One early March I set the left boot on the Pacific Crest Trail at the Mexican border. This path runs the Sierra Nevadas for 2600 miles through California, Oregon and Washington to touch the Canadian border. The aim to hike border-to-border in one season requires starting in spring and risking snow in the Sierras. Mountain trail miles translate to bird miles at a 6:1 ratio and mid-June finds me tramping the first snowflakes outside Tahoe.

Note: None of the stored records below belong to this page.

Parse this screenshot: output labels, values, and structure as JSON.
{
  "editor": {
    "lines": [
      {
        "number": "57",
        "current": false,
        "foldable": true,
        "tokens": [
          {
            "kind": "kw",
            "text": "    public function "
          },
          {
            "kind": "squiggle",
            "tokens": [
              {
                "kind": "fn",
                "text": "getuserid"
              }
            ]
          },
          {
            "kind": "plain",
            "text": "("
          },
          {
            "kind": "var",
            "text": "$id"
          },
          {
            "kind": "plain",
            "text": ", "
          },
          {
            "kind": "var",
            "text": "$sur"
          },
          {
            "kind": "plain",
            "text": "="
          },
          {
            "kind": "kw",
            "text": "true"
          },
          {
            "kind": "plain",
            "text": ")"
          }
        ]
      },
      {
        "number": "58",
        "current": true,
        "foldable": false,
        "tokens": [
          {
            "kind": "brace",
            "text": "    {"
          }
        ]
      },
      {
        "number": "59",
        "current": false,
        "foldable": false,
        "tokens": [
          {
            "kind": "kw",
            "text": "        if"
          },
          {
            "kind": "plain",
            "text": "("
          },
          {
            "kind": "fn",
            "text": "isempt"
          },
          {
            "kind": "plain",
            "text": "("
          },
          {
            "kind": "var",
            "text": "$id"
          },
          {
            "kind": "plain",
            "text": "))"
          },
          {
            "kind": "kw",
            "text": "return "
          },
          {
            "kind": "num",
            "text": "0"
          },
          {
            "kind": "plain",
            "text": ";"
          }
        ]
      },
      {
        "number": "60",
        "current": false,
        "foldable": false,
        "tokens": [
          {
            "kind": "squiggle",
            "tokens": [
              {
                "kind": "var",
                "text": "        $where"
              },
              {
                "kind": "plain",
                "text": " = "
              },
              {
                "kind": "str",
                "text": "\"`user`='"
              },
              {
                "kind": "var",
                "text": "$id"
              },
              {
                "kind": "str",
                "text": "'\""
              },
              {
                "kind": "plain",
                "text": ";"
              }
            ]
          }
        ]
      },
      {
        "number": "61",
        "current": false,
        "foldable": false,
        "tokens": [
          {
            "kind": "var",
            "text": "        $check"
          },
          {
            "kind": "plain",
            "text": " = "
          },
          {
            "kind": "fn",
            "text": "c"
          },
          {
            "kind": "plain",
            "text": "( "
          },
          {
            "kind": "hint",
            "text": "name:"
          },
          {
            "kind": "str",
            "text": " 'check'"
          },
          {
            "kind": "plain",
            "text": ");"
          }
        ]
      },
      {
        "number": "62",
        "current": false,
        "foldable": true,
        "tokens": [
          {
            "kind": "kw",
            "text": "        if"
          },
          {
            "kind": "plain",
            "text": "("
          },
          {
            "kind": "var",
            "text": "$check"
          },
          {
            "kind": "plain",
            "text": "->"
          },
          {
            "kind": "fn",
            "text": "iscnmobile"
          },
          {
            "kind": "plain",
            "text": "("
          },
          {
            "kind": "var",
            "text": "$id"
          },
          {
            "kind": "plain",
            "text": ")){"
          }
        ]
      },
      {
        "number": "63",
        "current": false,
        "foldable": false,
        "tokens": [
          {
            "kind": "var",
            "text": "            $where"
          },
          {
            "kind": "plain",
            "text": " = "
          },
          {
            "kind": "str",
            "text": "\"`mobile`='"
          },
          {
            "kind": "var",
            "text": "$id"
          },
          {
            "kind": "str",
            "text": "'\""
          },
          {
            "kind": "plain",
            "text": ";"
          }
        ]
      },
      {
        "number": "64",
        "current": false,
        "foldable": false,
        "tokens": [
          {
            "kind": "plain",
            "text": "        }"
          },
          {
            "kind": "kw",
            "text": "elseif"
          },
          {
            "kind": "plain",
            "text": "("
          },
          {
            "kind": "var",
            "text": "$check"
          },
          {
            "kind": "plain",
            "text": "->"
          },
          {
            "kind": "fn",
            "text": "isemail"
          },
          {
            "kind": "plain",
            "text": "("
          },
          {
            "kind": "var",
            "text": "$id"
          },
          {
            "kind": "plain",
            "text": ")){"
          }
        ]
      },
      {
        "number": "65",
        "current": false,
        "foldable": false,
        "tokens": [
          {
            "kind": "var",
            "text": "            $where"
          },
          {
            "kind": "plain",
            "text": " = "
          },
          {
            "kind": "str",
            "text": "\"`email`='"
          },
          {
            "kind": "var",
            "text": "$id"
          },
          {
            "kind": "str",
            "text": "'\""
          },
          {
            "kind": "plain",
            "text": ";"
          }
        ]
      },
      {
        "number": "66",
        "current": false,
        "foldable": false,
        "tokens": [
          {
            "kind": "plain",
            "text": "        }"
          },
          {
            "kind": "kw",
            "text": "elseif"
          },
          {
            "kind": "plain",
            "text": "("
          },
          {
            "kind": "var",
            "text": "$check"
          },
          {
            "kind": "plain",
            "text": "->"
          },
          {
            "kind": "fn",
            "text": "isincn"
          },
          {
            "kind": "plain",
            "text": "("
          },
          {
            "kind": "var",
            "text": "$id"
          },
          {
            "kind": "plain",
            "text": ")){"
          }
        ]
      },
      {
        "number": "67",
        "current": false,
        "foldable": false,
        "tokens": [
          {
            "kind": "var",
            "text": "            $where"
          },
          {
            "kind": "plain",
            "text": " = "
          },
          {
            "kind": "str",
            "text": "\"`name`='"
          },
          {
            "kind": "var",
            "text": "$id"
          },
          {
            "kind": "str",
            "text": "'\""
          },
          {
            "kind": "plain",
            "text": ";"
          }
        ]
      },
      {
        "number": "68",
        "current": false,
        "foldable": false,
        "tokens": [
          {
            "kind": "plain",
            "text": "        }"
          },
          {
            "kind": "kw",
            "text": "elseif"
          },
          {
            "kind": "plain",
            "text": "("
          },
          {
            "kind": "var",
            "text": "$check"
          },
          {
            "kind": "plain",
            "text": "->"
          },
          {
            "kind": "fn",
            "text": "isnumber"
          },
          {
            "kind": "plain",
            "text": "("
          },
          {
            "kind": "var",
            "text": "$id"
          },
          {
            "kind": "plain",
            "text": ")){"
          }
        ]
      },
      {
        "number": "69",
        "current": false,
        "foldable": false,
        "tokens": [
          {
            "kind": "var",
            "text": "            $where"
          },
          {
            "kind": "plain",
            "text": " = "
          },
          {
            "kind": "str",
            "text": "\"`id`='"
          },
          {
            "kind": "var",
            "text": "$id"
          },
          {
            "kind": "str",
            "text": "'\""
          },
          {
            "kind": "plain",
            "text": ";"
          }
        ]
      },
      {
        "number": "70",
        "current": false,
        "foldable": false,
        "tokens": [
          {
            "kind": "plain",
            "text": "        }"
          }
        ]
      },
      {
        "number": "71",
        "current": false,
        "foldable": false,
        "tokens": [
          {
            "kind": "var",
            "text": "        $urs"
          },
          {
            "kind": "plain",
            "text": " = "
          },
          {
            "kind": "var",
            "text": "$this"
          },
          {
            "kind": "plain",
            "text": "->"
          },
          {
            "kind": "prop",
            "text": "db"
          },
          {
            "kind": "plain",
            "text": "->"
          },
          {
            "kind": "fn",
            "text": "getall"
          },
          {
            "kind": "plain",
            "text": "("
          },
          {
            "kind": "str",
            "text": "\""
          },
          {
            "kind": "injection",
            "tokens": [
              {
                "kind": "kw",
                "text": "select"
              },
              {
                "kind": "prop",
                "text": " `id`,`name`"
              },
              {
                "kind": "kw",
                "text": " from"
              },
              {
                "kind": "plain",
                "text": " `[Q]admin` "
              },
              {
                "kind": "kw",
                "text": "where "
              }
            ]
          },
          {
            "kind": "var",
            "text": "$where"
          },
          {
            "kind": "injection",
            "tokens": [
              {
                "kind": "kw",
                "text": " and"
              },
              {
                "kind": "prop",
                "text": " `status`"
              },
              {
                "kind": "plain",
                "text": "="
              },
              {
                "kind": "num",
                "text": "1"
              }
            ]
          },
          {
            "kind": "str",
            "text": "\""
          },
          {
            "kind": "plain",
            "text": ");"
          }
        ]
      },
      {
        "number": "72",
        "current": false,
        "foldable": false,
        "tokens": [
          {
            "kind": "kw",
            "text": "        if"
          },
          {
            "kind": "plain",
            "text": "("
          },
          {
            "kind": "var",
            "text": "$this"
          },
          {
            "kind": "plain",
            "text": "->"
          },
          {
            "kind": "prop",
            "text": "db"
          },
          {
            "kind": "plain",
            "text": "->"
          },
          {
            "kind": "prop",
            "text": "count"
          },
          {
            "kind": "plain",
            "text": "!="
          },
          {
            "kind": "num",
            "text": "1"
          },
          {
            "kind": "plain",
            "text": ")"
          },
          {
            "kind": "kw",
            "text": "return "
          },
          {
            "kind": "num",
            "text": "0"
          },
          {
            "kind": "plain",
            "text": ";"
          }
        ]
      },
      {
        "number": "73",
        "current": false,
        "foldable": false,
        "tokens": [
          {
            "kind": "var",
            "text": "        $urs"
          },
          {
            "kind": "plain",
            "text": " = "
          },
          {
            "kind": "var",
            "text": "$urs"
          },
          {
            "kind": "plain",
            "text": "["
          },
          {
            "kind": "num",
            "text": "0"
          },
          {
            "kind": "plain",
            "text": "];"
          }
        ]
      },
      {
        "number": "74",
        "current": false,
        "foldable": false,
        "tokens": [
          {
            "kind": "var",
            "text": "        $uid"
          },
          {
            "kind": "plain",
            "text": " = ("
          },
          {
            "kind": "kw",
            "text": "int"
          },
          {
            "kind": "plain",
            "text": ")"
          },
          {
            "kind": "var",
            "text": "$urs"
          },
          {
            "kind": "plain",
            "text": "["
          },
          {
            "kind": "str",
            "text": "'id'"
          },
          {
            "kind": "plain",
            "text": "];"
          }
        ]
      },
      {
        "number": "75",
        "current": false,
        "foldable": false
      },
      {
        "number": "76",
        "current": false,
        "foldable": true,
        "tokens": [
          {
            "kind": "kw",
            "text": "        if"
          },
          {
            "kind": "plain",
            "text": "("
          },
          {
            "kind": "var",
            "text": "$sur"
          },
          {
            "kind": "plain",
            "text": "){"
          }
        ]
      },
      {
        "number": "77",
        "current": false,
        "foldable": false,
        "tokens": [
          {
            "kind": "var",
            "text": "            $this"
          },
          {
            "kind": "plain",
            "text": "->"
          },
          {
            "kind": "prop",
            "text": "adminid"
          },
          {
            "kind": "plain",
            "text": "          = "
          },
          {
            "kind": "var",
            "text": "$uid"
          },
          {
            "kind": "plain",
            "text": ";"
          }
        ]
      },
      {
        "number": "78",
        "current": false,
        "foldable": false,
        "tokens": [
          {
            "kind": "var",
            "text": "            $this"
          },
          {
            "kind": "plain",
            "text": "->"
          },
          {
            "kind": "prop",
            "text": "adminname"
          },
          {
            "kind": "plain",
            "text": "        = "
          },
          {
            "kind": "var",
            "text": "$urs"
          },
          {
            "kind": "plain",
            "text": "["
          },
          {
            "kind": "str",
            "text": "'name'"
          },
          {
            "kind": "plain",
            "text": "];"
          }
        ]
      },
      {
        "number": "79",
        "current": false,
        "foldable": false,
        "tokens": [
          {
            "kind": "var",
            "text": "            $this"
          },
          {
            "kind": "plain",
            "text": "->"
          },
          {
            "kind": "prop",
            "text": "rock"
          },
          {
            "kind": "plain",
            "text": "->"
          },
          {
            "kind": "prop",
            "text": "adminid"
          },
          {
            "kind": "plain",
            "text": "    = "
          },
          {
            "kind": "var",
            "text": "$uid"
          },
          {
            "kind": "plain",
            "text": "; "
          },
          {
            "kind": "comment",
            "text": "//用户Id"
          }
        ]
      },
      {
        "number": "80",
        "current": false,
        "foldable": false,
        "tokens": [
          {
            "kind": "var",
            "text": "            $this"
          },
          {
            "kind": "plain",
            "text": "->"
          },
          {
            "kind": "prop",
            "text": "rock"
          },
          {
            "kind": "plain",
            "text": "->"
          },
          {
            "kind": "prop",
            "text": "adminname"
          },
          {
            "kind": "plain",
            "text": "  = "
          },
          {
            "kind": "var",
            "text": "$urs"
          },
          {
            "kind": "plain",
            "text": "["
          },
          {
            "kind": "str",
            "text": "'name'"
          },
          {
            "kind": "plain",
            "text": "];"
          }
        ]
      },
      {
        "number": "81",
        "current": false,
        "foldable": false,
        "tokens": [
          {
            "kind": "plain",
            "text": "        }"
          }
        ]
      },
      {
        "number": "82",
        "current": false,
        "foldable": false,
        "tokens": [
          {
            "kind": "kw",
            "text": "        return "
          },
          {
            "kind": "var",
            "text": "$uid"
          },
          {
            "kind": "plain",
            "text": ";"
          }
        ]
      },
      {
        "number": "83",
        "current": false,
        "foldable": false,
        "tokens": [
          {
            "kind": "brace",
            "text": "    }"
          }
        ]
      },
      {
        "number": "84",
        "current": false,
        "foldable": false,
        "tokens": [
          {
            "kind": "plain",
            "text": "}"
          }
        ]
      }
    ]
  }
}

The trail has been fantastic for three months. There was a western diamondback the size of a Louisville Slugger every other day, lightning storm on a peak with a pot for a pillow, lost cowboy aboard a snow mired horse to dig out, many waterless and foodless days, and run-in with a green sheriff with an itchy trigger finger in a crossroad town who was called by a TV citizen who identified me from America´s Most Wanted as a serial killer. He saw me buy and eat Puss ´N Boots Liver and Chicken because I needed a stake, and the Sheriff ran me off with a tip to watch out for big cats, although there were only bears on trail.
I meet one hiker every other day on the PCT staggering under towering backpacks who refuse to believe I´m a through hiker lightly carrying a fanny pack. The custom waist pack is wreathed by four one-quart water bottles with a down sleeping bag slung beneath, tube tent, maps torn from an early guidebook and can opener. The gross weight sans supplies of eight pounds enables me to outdistance the classic mountain strategy of toting a 50lb pack eight mountain miles a day instead of my flying along the trail at 30 miles a day to connect extended supply and water points. My gear and the weather hold out until a June climb up Tahoe into a freak snowstorm blocks the sunset. A pine at ten paces disappears and the trail vanishes under a snow carpet. The horizon dissolves and without reference points for the compass and I am lost.
I know how To Build a Fire from Jack London´s short story, and the lost cowboy advised me of a snowstorm where he curled up like a C note with a hot cup of coffee in a blanket and waited it out. So on stumbling over a fallen tree I roll with it and make a pine bough bed and overhang. However, popsicle fingers fumble matches into the wet kindling, and as the blizzards rages the weight of snow collapses the boughs and awakens me sputtering white. The sole recourse is a prayer position in the snowstorm with sleet melting off the body and freezes into an exclamation point.
At first light I unfold into a world of white and drape the ice crisped sleeping bag over a shoulder, and aim along an easterly flank to face the sun and thread the mountains. For hours no signs protrude the fresh foot of snow, but in late afternoon a distant hum of cars draws me to a road where I hitchhike out to that hot cup of coffee.
A decade later I return to Tahoe to continue the Pacific Crest Trail and now ultra-light packing that I independently invented is the rage with trailside lodge caretakers shunning me as a weekend warrior under a 20lb knapsack, until I tell them through a crooked grin of the whiteout.